It’s been ten months since Camoflaj delivered the third episode of their Big Brother-esque stealth escape adventure, République. When last we saw Hope, she was on an elevator ride out of the Metamorphosis underground facility, and she stepped out into a completely (well not completely but considerably) different above-ground realm. République Episode 4: God’s Acre takes place in a garden space with a cosy little graveyard and some menacing laboratories. A lot has changed in ten months however, and it’s a little jarring how this episode is so distinct from its predecessors.
Prizrak guards and characters Mireille, Cooper, and Weep are all left below; your only real enemy is the mighty Mammoth. This hulk of a character is possibly one of the most intricately designed we have seen so far in the series. He essentially replaces the entire cohort of guards we’ve previously played against. He is this mysterious garden’s giant groundskeeper with two distinct personalities. Switching between an aggressive colossus of authoritative rage and an innocent, childlike, sometimes apologetic figure. The manipulation of these identities during gameplay makes for an intriguing, if tense, enterprise.
His distinctive features demonstrate an evolution of République that has been slowly building in the previous couple of episodes – a characterization system that relies just as much on the player’s imagination and understanding of the people they encounter as it does on the cues presented within the gameplay itself. It’s a fascinating unraveling of motivations and underlying stories that drives a significant portion of the game.
Surprising, it’s the changes in Hope’s characterization that hurts this episode’s credibility slightly. Through her voice over, her movements, and her commentary on the world around her, it is highly obvious that she has become a lot more childlike in the game’s ten month hiatus. It’s a new and bizarre behavior that jars with the sincerity of the storyline, and even the seriousness of her character in previous episodes. Overall, this random and sudden change in character design disjoints the experience and detracts from its immersion.
Similarly, many aspects of the gameplay have been dropped or altered, and we see new elements that feel significantly more “place-holding” than deliberate. Here I’m talking about bees. Without any clear pattern of movement, swarms of angry bees will envelope Hope when she’s near rose bushes. While this does add a nice little “watch where you tread” dynamic to gameplay, the bees themselves are fairly harmless and are intended more to alert Mammoth to your position. They feel like a half baked stand-in for the guards of the previous episodes and do little to effect real gameplay other than make you cower in a corner for while.
The addition of live action videos to be found within the garden makes for a riveting if slightly sinister feeling extension of the story-telling method. Each one describes for about 30 seconds, the merits of storing data in genetic codes and are used as checkpoints within the game. As is to be expected in this game however, they largely raise more questions than they answer which is forgivable considering this narrative runs on cliffhangers and tantalizing snippets of golden clues.

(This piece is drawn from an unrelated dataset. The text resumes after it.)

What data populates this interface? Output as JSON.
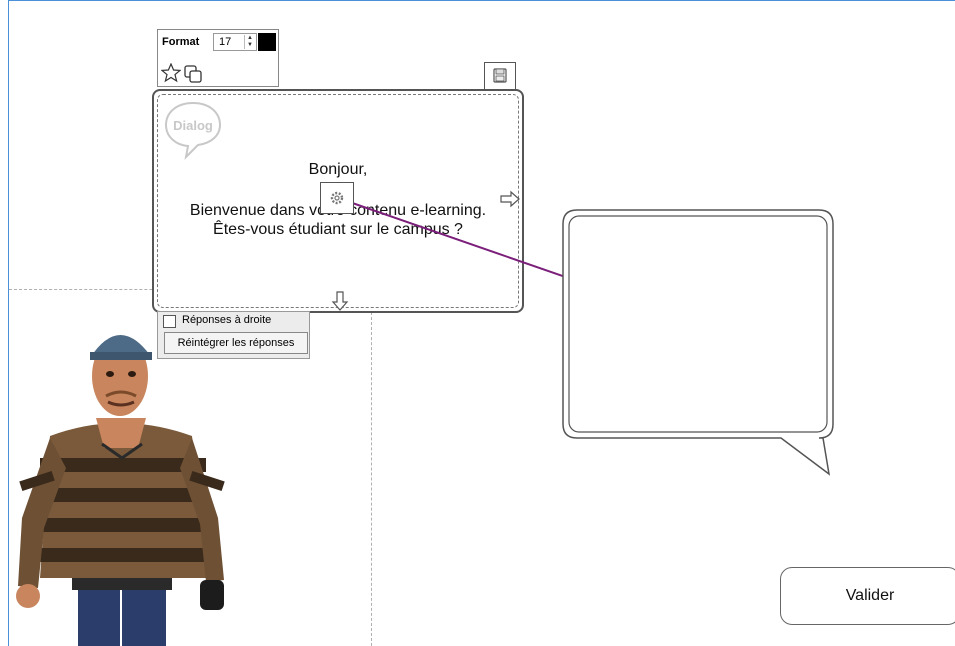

After upgrading your OMNI Vision over the last few episodes, it’s surprising that it’s nowhere to be found in this episode and in fact the entire interface operates differently. To access memories, the player must position Hope near an object and take a photograph of it on her phone. Overall, however, despite being slightly clunky in its positioning, this feature makes exploration and adventure a much more intricate facet of the game and players can enjoy a more dynamic method of information-gathering.
While the gameplay has come in slightly underwhelming, it’s understandable that a game this late in the series would want to focus on the information being delivered to the player. God’s Acre does this well. With only Mammoth to contend with, Hope can start to focus on the collectibles that litter this garden and that start to provide some juicy details to fill in the storyline. We learn more about the purpose of the research and the very existence of the Metamorphosis facility, and combined with the dialogue provided from Mammoth we can begin to piece together the destinies of Hope and other Pre-Cals (chillingly called “Mirrors” above the surface).
République Episode 4: God’s Acre continues the high quality visual and sound design of its predecessors with commendable voice acting (despite the childishness of Hope) and sharp sound effects. And in terms of story, it provides us with just the right amount of detail while still leaving us characteristically hooked with the ending. Just wait until you get there.
Overall, the standard of design and plot in the penultimate installment of République are on average equal to that of the first three episodes, minus some bizarre character changes and plus some meaty new plot developments. However, the gameplay interface is far removed from that of the previous games; at times it becomes bulky, unnecessary, and lacklustre. It is somewhat redeemed through some new dynamic elements, and the expansive garden paths are much more wieldy than the cramped corridors of the underground.
Gameplay - 5/10
Plot - 6/10
Design - 7/10